Letting go of certain things is hard because we might have an attachment to them.
Maybe it’s something we’d been eyeing for a long time before we got it. Or it’s a gift from our loved one, that there are certain memories associated with it. Also, we are often deeply attached to something/someone we have invested so much into – time, energy, and of course, money.
For me, there’s always a psychological side of owning things. For example, as a kid I felt that my parents granted me freedom and independence when they started to let me choose my own things i.e. shoes for school. I felt big being a seven-year-old who could chose. That pair of shoes belonged to me. The decision of the purchase came from me.
Some kids have attachment to things even earlier. Blanket, toys and sleeping spot they couldn’t let go.
As an adult, there’s a sense of achievement that came with my house and car purchases, as if there are the big milestones that confirm my adulthood. We tend to feel that possessions reflects who we really are, or at least plays a role on how we would like to be perceived.
On the contrary, when I started the minimalism journey, I used to think that it’s gonna be awesome if I am able to leave everything behind.
However, now I realize that it is not necessary and doesn’t align with my priorities. Ownership to things are somehow inevitable. We are still dependent to material possessions that exist in our life not just for the sake of display.
We still need certain things to live and function. As I said before, minimalism is not extreme and radical.
So, my minimalist approach now is to be aware of how I assign meanings to my things – to identify the emotion and psychological beliefs towards my existing possessions and purchases. The meanings should focus on the functions that ease my daily life – how they add value to my priority.
I just don’t treat them as people or trophies. Not like how I will treat my kids, definitely. I don’t give them names and sleep with them.
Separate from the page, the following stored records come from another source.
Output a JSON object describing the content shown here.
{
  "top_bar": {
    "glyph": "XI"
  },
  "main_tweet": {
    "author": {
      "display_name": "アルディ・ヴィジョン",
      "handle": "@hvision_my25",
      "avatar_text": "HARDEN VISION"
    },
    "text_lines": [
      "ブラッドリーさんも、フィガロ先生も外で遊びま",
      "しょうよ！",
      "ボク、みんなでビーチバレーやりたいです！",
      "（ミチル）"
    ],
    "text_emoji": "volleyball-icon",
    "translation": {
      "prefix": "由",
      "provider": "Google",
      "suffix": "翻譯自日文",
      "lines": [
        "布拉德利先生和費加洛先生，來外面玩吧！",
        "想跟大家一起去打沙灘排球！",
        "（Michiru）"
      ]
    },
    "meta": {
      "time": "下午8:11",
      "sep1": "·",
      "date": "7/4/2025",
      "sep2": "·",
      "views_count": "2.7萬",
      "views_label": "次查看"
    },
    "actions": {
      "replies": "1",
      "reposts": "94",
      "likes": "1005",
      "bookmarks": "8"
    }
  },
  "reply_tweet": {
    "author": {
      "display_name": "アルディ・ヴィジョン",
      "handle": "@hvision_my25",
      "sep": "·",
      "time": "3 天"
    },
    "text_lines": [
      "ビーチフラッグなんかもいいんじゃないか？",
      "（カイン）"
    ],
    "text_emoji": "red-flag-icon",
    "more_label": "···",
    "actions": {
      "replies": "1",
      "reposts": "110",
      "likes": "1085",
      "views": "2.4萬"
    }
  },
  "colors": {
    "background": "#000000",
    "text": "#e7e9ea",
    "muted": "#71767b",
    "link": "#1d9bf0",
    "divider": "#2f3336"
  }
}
Should you buy something you don’t really need just to validate myself? NO, you shouldn’t – only do so if it has a function that solve a current problem. If you lose ‘the material thing’, should you be sad because of the attachment you have? NO you shouldn’t – just get a new one if it’s so important. Should you lose everything? NO, you shouldn’t either – by all means, please own all the necessaries.